The Cmouse Tmouse Excellent Adventure: SF Flower and Garden Show (Part the First)

It was great to read Tmouse's account of the show. She took in a lot more of different stuff than did I. Here are a few highlights from my experience, and some photos. Before we left, Tmouse of course showed me around her garden and we discovered some - either morels or false morels in the mulch.


At the show one person who stopped by the CNPS (California Native Plant Society) booth was wearing a fungus teeshirt. Fungus folk are friendly and enthusiastic, and she was excited to hear our morel tale. It seems we would have to cut one in two to determine if it's a real or false morel - real ones are hollow. There were a few other clues that I forget. Morels make good eating it seems.

Some bulbs were also sprouting in Tmouse's garden. I'm not so good at bulbs and forget what this is. A Brodiaea? Very pretty anyway...

On to the show... First thing I saw was this gorgeous display of greenhouses and cold frames. Hmmmm wouldn't they be great? Bit nicer than a closet door turned into a makeshift shelf which is what I'm starting off with!
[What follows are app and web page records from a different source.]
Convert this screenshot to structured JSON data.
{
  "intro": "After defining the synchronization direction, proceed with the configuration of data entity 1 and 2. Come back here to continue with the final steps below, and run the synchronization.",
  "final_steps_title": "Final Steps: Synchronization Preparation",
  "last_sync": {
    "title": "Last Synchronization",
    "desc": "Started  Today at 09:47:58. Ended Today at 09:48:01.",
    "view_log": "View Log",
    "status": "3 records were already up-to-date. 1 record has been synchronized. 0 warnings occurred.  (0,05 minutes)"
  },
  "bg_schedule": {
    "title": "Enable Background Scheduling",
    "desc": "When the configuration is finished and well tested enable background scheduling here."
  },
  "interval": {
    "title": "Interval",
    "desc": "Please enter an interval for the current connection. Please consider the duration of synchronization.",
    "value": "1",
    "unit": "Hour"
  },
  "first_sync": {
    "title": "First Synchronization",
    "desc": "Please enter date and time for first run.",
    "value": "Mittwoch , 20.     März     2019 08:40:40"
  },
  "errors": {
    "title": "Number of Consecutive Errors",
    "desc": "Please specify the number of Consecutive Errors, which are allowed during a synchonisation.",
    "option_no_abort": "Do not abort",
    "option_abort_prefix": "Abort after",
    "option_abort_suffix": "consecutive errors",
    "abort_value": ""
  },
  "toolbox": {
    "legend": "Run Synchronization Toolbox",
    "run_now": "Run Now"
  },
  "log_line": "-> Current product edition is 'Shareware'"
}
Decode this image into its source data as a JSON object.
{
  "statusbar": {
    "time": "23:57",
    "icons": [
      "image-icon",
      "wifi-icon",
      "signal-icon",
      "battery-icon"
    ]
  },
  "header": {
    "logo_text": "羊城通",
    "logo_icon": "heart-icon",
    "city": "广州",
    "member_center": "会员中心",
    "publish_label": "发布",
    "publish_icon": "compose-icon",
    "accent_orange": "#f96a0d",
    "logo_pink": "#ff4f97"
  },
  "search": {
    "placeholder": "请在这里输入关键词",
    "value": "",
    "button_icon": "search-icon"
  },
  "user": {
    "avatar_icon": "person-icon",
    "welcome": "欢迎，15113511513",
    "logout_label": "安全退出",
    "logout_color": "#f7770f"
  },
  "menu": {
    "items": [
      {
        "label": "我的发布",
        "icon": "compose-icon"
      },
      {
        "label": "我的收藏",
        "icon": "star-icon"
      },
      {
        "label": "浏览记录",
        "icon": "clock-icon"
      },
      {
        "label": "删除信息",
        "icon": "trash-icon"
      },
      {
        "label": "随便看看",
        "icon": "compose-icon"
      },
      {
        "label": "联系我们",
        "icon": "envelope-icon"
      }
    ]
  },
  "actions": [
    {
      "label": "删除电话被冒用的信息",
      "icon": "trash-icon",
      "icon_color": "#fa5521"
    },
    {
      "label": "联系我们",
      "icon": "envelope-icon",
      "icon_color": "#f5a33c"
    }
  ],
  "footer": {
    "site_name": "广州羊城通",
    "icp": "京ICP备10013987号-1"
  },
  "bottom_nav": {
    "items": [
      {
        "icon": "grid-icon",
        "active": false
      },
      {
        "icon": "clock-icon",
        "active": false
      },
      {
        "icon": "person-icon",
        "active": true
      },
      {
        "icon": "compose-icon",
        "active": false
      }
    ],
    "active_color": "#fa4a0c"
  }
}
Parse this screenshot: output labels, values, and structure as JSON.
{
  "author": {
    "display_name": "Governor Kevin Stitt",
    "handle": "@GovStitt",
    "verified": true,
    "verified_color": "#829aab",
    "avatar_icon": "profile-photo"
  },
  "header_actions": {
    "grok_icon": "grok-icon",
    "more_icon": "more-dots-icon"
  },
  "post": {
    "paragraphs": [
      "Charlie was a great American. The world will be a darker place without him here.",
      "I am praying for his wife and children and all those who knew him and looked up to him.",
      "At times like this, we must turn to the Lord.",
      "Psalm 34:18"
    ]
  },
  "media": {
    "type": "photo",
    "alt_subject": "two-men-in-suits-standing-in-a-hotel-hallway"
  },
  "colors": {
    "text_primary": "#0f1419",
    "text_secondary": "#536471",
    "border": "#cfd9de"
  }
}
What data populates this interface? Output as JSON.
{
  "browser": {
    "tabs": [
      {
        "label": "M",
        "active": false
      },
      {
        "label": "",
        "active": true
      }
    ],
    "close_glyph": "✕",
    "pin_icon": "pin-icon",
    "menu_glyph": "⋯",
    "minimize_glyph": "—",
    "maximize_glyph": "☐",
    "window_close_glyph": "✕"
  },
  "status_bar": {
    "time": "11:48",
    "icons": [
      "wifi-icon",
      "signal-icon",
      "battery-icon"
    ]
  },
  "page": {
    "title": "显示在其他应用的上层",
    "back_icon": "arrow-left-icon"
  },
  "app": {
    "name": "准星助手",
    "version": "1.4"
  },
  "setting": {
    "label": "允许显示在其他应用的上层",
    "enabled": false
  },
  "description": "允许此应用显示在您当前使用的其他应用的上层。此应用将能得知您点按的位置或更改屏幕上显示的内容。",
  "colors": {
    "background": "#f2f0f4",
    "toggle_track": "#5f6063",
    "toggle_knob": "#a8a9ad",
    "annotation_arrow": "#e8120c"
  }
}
I loved this Japanese themed garden display...


I especially enjoyed these Hellebores. Have to look into using a few of these interesting dusky pink colored ones maybe in a pot somewhere. (We're not just about natives, just mostly about natives... )


We were both really taken with the Matisse themed display. What great colors! My picture is a bit blurry but you can get the idea. Nice how that big New Zealand Flax (?) in front matches the color scheme.


We especially got caught up in the idea of how easy it would be to make a big display using a few sticks of wood and some felt or other material to weave through...


I always loved miniature gardens as a child, and we met someonw who specializes in making miniature landscapes with succulents - a reinterpretation of the Chinese miniature landscape tradition that the Japanese apparently picked up and turned into the art of Bonsai.


And these Table Aeoniums are just wonderful to touch - so very flat and large - like a dinner plate.


Here is the display Ms T was sharing about - I love the rustic hand rails and hope I can do something like this one day on our property. They were very sturdy and smooth.

Dang! Time for work. I'll post part two later - just a few more pics...

Comments

Town Mouse said…
That's a Triteleia, a native bulb I put in last fall. Interestingly, I had forgotten about the Matisse garden at the show! That's the fun part if two people (or mice) go: You remember different things ;->
You two are attracting fungi right and left!

Thanks for the photo of the accessible garden. I will bookmark this for my permanent file.

Your dual travelogue is much appreciated!
Michelle said…
Oh, I'm jealous. You get edible fungi popping up and I get slime mold! But I'm really jealous because you got to see the show, I just didn't feel like making the trek. Thanks for sharing.
Gail said…
So were they false or real morels? Can you eat the false ones, too? gail
lostlandscape said…
Oh good. A story with a morel to it. Groan. I'm sorry....

Cool pictures. The rustic rails are great with the plants. Sometimes these shows are all about the hardscape--How can newly set out plants look their best? But it's a great planting, and I can see what it would mature into.
Country Mouse said…
According to "All That the Rain Promises and More" a sterling book indeed by David Arora, the false morel is edible if thoroughly cooked, but not good to eat. However, the pictures show false morel to be quite unlike what we saw - I am pretty sure Tmouse's morel is Morchella esculenta, the Morel or White Morel. He says it is "one of the most highly prized of all mushrooms, delicious fresh or dried. It should always be cooked."
flowrgirl1 said…
I grew up in "Morel land". Northern MI is full of them, every where! I have gone Morel picking all most every spring of my life. I developed an allergy to them a few years back though so i can no longer eat them. They are delicous!

The false morels are very easy to i.d. once you get close to one. The cap sits atop the stem like an umbrella. Real morels caps are connected to the stem. You cant look under it. the stem and cap are all one piece. if that makes sense.

they are so yummy! in the spring they sell for 25 to $40 a lb.!
Town Mouse said…
I'm rather sure they're the real (not the False) morels and plan to cook them this weekend. I gathered mushrooms with my family all summer when I was a kid, so I'm not afraid to eat them. The fungus expert said these are called "landscaping morels", they come up after you redid your landscape.